• WHAT YOU ARE ASKED TO DO: When a line of the records contains "JSON", copy it.

• SOURCE RECORDS:

================

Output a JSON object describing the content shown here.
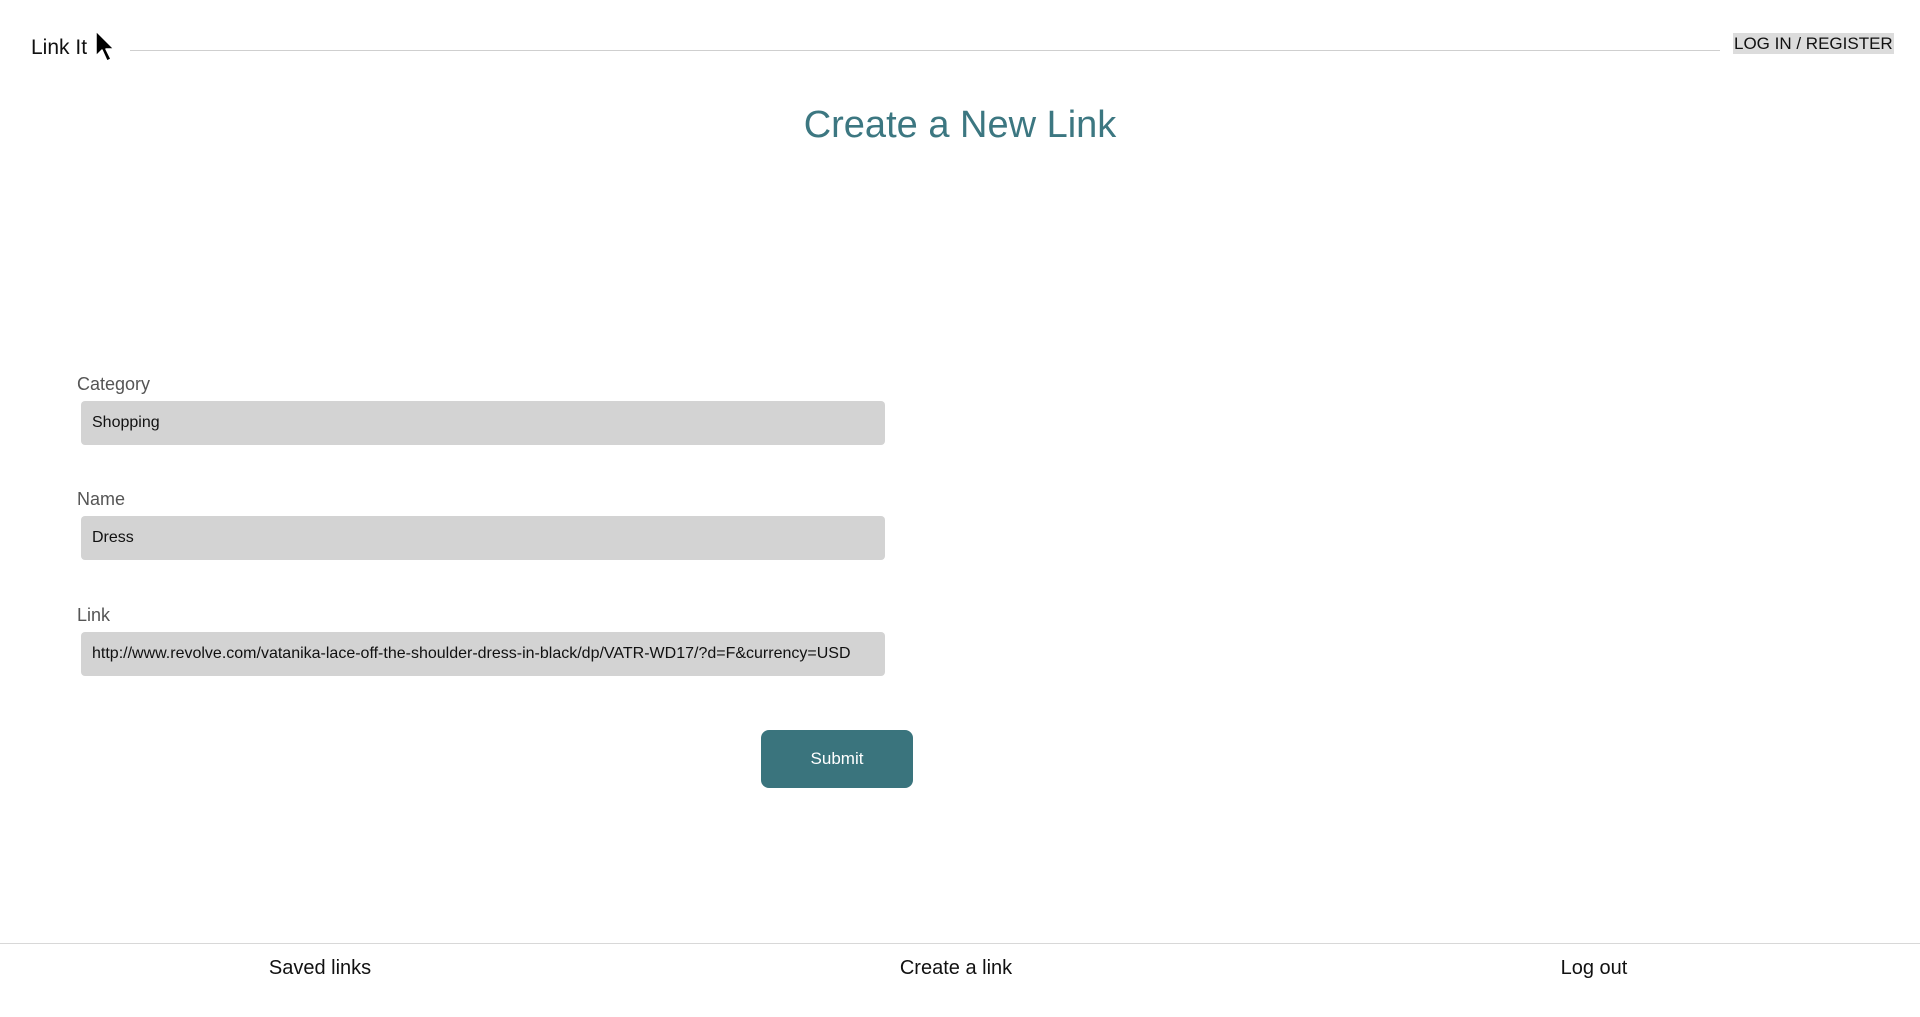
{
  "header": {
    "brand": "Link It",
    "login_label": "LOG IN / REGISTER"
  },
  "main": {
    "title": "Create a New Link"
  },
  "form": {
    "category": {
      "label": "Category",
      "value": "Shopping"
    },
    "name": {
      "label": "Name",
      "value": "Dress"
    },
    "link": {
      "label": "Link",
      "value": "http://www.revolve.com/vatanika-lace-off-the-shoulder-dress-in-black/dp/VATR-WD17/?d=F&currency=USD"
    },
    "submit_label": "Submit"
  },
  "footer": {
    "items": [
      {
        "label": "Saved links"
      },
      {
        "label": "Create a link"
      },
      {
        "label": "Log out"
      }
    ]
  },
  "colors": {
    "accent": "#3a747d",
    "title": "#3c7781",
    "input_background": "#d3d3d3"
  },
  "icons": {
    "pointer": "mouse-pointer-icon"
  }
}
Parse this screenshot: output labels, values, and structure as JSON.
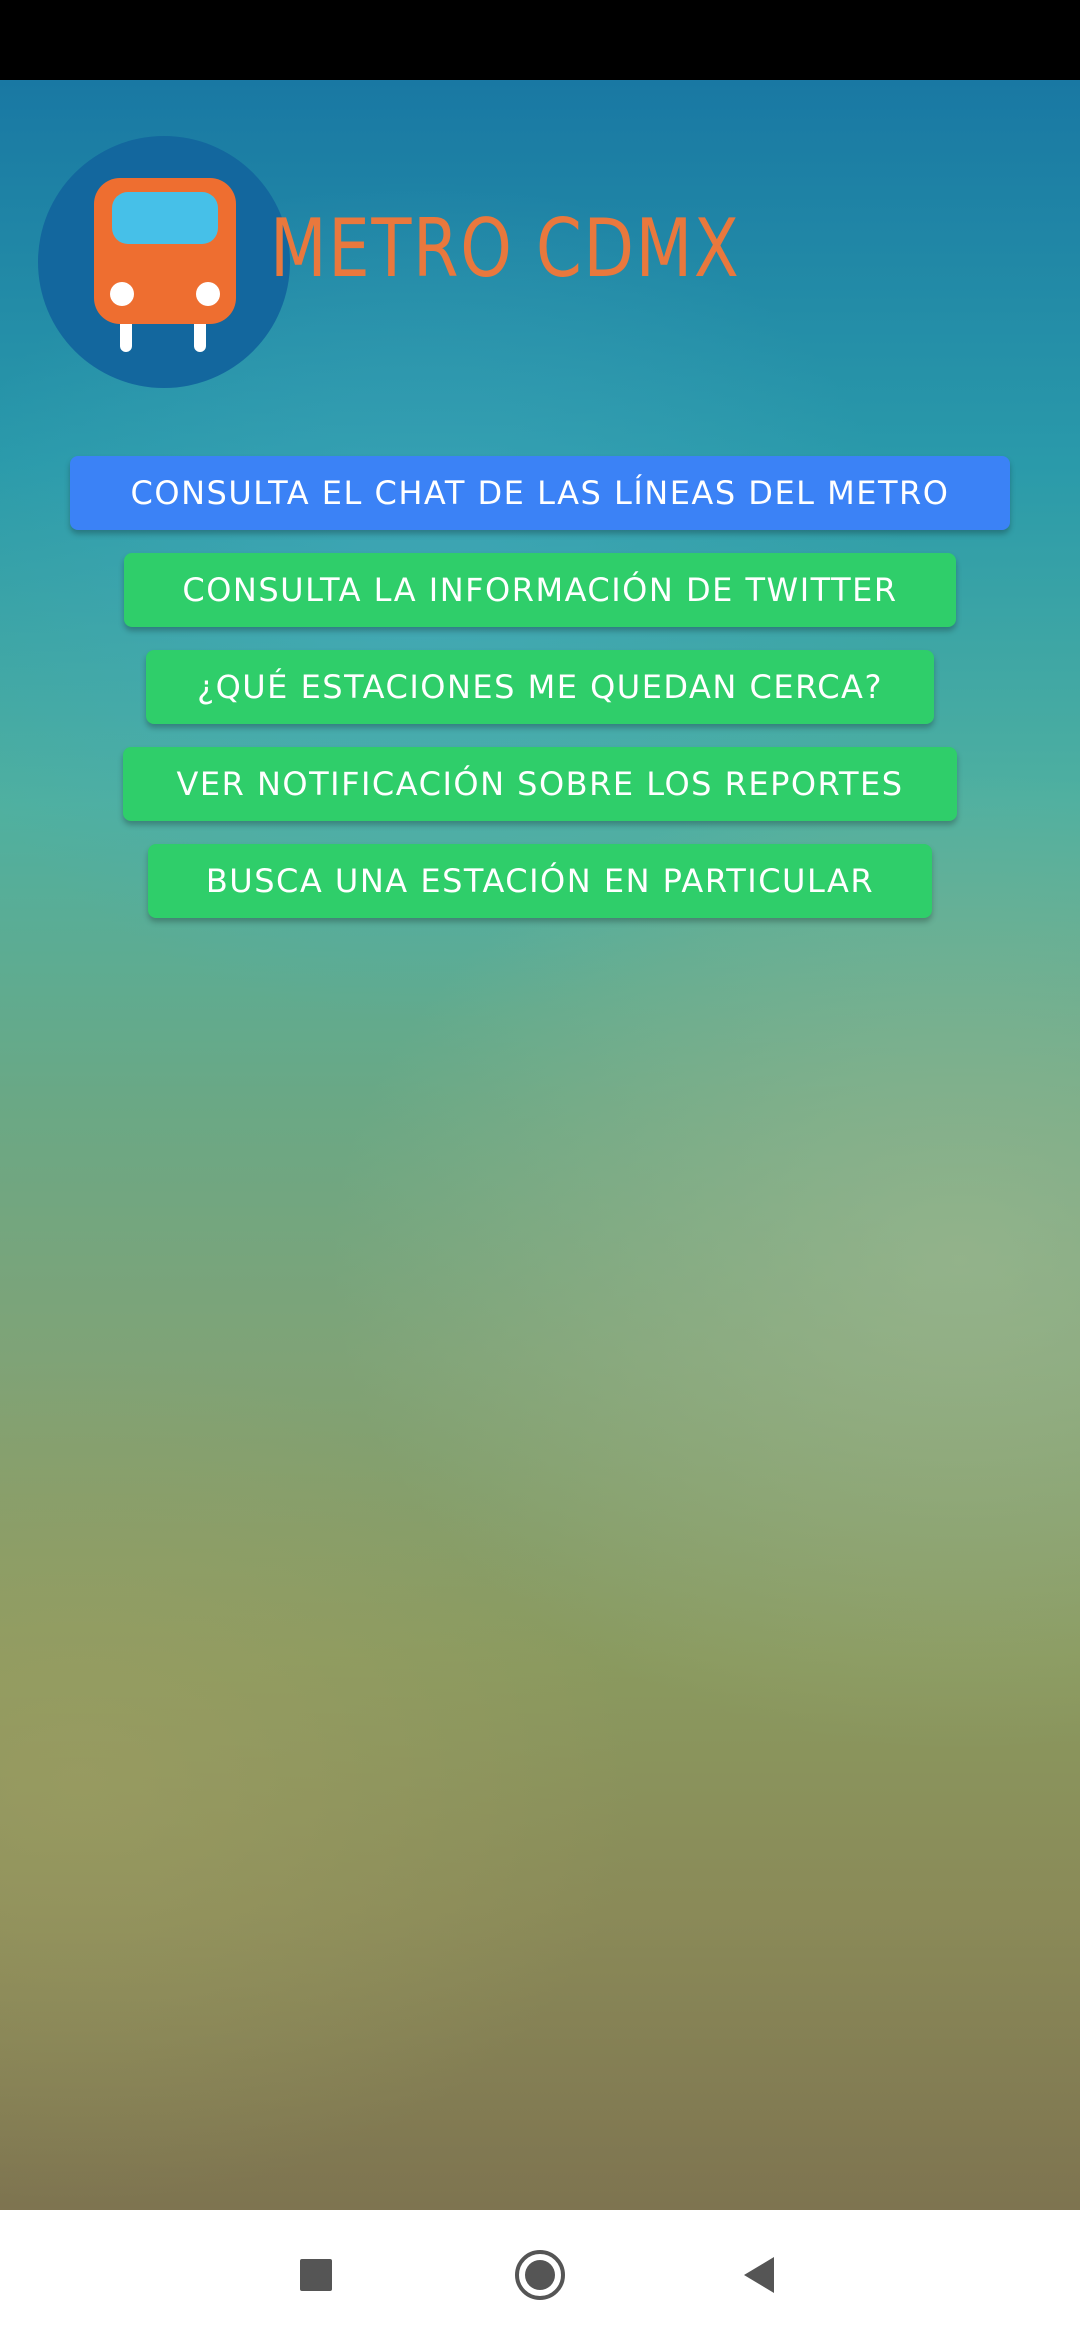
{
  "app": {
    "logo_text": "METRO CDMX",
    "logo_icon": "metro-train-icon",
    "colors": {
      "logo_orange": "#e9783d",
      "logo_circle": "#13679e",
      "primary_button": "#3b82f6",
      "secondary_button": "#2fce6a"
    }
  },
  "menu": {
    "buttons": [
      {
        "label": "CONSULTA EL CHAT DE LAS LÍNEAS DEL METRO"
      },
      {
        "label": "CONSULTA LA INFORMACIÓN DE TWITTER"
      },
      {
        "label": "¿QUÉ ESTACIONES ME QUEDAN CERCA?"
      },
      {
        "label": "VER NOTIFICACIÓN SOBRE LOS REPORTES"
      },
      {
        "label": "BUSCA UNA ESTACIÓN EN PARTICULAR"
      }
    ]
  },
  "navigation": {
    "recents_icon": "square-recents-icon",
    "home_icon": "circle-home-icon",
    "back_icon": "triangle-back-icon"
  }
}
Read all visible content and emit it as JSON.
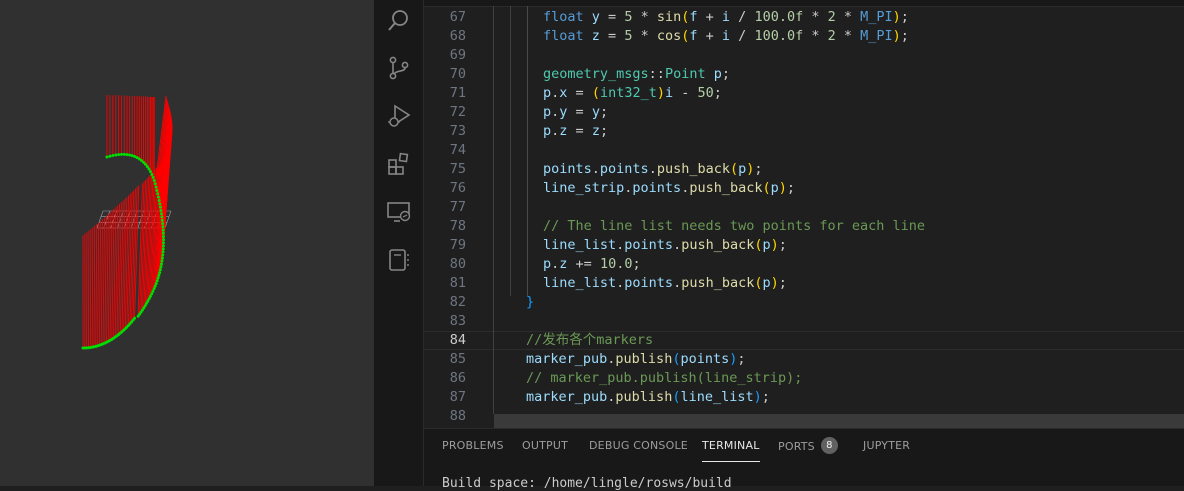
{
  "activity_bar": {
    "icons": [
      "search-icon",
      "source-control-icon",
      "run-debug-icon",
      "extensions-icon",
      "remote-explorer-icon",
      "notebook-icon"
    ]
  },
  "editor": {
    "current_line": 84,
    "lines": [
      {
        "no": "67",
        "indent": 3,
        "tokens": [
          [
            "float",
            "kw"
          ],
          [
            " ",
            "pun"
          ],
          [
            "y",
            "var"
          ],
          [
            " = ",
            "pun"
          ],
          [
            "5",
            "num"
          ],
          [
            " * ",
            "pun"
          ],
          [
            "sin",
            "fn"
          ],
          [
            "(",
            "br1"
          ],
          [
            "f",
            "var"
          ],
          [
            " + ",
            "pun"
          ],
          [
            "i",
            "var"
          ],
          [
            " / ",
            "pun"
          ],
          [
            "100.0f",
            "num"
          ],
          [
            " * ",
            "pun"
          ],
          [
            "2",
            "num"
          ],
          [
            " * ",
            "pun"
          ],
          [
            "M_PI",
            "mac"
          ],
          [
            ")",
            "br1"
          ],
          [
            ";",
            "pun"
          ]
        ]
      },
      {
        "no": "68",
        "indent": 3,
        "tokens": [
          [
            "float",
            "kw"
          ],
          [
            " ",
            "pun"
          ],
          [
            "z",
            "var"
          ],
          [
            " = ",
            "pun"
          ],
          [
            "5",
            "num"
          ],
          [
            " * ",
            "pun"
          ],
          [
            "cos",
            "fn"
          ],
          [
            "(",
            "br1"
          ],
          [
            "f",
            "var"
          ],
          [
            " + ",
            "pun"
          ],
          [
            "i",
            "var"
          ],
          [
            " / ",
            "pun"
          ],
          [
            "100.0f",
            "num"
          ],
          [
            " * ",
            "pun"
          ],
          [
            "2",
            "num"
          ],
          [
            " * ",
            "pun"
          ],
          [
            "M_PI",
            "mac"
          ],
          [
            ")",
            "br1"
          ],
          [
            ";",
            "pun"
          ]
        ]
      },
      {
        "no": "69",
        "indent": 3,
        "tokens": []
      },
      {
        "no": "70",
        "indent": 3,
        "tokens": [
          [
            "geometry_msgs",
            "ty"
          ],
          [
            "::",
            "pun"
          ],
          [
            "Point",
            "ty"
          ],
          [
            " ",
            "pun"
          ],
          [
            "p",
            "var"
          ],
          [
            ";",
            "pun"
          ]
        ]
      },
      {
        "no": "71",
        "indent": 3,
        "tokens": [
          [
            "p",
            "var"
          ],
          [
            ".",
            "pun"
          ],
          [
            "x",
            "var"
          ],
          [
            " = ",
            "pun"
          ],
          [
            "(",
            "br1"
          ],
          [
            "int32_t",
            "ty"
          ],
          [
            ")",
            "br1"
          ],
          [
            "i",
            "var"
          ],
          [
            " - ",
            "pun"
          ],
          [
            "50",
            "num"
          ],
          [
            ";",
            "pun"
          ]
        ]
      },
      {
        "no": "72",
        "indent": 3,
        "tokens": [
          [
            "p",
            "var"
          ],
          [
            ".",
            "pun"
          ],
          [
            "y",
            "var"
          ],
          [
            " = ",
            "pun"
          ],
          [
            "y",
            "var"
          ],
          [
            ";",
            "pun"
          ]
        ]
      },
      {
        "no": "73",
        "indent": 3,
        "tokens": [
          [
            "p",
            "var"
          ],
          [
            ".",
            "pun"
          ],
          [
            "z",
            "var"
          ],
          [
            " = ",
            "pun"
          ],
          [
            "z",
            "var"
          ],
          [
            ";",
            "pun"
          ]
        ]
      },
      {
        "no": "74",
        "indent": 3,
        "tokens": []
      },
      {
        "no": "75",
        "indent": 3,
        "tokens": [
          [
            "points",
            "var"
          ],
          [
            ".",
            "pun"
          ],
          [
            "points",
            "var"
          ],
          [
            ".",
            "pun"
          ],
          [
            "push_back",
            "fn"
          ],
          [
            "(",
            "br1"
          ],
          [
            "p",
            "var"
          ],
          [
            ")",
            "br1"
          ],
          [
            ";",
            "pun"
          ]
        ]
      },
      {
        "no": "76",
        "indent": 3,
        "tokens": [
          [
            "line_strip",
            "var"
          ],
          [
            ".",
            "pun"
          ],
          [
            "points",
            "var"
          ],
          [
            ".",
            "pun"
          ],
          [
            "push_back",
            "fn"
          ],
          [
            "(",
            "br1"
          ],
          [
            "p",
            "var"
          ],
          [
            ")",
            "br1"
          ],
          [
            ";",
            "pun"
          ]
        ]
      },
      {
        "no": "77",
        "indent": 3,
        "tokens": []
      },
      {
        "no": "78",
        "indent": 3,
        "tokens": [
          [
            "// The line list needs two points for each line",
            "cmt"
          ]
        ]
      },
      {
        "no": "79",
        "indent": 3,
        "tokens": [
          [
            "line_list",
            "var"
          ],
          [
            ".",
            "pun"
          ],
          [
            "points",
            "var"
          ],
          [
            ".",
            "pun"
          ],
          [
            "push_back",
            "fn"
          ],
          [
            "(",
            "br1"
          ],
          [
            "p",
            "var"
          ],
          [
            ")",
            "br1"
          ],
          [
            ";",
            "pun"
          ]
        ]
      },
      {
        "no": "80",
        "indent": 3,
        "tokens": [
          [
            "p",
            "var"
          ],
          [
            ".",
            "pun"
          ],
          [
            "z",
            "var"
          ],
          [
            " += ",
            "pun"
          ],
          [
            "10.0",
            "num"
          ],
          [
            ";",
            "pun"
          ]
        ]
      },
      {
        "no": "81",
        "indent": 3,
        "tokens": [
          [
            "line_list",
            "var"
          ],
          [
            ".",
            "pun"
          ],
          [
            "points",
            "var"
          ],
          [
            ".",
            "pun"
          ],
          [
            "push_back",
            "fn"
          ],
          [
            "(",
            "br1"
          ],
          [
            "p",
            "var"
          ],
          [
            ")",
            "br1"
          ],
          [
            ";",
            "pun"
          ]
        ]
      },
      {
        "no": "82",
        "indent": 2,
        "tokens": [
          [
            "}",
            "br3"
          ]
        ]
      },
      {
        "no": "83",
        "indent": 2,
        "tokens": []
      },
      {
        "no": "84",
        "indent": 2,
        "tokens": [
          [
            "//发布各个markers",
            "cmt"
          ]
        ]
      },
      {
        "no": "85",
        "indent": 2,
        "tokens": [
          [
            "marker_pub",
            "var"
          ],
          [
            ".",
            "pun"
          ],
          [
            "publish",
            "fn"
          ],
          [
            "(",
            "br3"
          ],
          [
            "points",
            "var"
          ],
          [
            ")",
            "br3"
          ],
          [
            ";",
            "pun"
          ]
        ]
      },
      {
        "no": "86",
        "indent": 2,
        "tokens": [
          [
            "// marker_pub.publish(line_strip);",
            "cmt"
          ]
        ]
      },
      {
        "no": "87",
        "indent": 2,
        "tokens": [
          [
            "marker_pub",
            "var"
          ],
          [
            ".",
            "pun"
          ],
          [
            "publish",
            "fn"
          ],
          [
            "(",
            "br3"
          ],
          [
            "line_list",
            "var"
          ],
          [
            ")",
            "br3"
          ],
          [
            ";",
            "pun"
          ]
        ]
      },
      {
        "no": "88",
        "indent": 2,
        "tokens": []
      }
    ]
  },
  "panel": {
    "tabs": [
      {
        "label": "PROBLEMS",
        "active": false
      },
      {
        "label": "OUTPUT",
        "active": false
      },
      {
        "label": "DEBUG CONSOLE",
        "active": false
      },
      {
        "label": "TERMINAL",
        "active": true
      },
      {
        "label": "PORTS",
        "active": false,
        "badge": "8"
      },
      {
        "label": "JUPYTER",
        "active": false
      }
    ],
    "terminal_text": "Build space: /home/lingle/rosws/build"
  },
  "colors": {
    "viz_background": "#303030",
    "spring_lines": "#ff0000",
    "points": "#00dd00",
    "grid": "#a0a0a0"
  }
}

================

• REPLY TO THE EXERCISE:
Output a JSON object describing the content shown here.
Parse this screenshot: output labels, values, and structure as JSON.
Read all visible content and emit it as JSON.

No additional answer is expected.